If I have seen it correctly, Pentium III was beat 7:nil in the architecture comparison, which seems to be a pretty clear result to me. Athlon's architecture that's focussed on high clock speed opens a bright future for this new AMD processor. At 500 MHz this CPU is hardly making use of its abilities and it's not surprising that Kryotech has already been able to run some Athlon-samples at 1 GHz. The architecture is a clear winner and a perfect base for AMD to steer into the year 2000. Intel has for the first time all reasons to become paranoid to survive. This time it's not a close catch-up of an AMD that's completely out of breath, this time Intel won't be able to just wait a couple of months and then release a new product that will beat the fastest AMD processor. Athlon is simply the more modern and technical advanced product and Coppermine, which has already been delayed due to speed-path issues, won't change that. Coppermine's architecture is still based on the architecture of Pentium Pro. This architecture won't be good enough to catch up with Athlon. It will be very hard for Intel to get Coppermine to clock frequencies of 700 and above and the P6-architecture may not benefit too much from even higher core clocks anymore. Athlon however is already faster than a Pentium III at the same clock speed, which will hardly change with Coppermine, and Athlon is designed to go way higher than 600 MHz. This design screams for higher clock speeds! AMD is probably for the first time in the very situation that Intel used to enjoy for such a long time. AMD might already be able to supply Athlons at even higher clock rates right now (650 MHz is currently the fastest Athlon), but there is no reason to do so. So AMD will wait until Intel releases a faster Pentium III and then AMD releases an even faster Athlon. It could go on like this until Intel has finished Willamette, which doesn't look as if it was anytime soon. Until then the world will be upside down, Intel will be the No.2 and AMD will supply the high end CPUs. It's a once in a lifetime chance for AMD, let's hope they'll make the right use of it!

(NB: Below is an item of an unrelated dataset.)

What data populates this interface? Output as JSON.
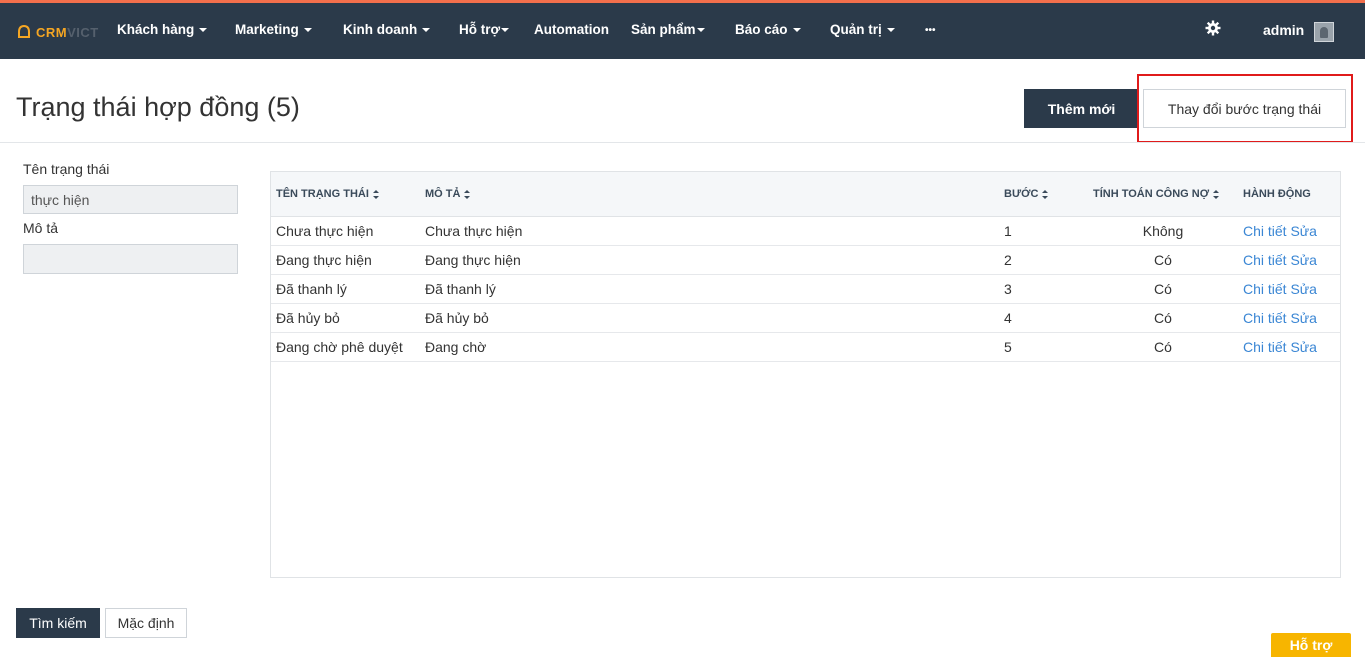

Let's not forget the problems that Athlon is facing though. First of all AMD has to be able and supply enough Athlons to satisfy the market. Then AMD will have to rely on Taiwanese motherboard and chipset makers to provide reliable Athlon-platforms. The Dresden-fab will soon have to start producing Athlon in .18µ-technology, to produce higher clock speeds and possibly an on-die L2-cache. Those are the major issues that I can see right now, let's hope that AMD can solve them without Atiq Raza.